(App and web page records)
☆ ☆ ☆ ☆ ☆ ☆ ☆
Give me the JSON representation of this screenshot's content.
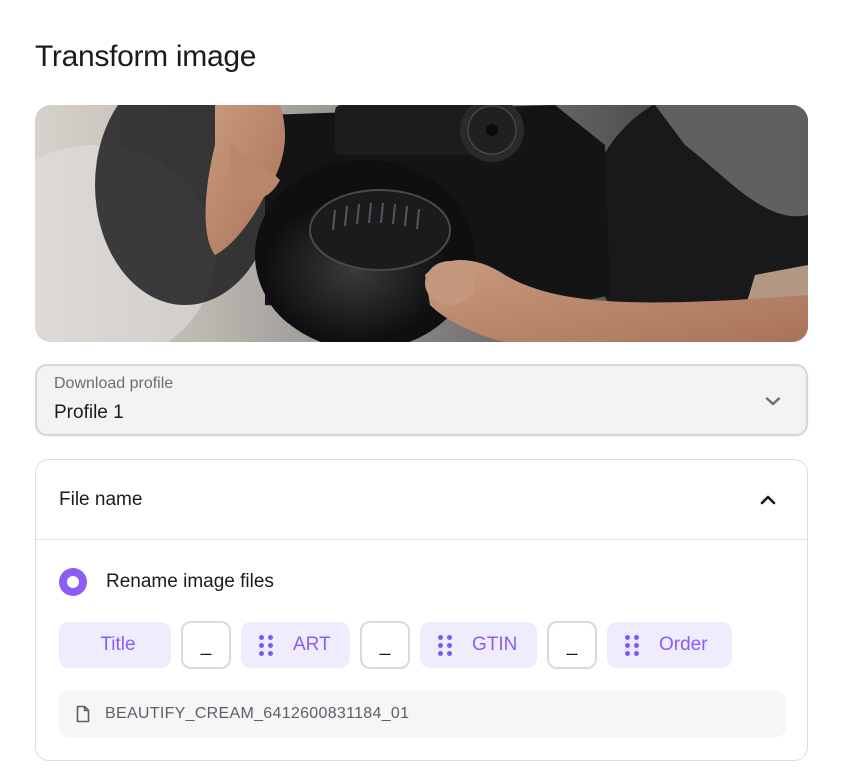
{
  "page": {
    "title": "Transform image"
  },
  "hero": {
    "icon": "camera-photo"
  },
  "download_profile": {
    "label": "Download profile",
    "value": "Profile 1",
    "icon": "chevron-down-icon"
  },
  "file_name": {
    "title": "File name",
    "icon": "chevron-up-icon",
    "rename_option": {
      "label": "Rename image files",
      "selected": true
    },
    "tokens": {
      "title": "Title",
      "sep1": "_",
      "art": "ART",
      "sep2": "_",
      "gtin": "GTIN",
      "sep3": "_",
      "order": "Order"
    },
    "preview": "BEAUTIFY_CREAM_6412600831184_01"
  },
  "colors": {
    "accent": "#8b5cf6",
    "chip_bg": "#efedfd",
    "border": "#d6d6da"
  }
}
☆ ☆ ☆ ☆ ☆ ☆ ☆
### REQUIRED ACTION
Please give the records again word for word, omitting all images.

### REPLY TO THE TASK
Give me the JSON representation of this screenshot's content.
{
  "page": {
    "title": "Transform image"
  },
  "hero": {
    "icon": "camera-photo"
  },
  "download_profile": {
    "label": "Download profile",
    "value": "Profile 1",
    "icon": "chevron-down-icon"
  },
  "file_name": {
    "title": "File name",
    "icon": "chevron-up-icon",
    "rename_option": {
      "label": "Rename image files",
      "selected": true
    },
    "tokens": {
      "title": "Title",
      "sep1": "_",
      "art": "ART",
      "sep2": "_",
      "gtin": "GTIN",
      "sep3": "_",
      "order": "Order"
    },
    "preview": "BEAUTIFY_CREAM_6412600831184_01"
  },
  "colors": {
    "accent": "#8b5cf6",
    "chip_bg": "#efedfd",
    "border": "#d6d6da"
  }
}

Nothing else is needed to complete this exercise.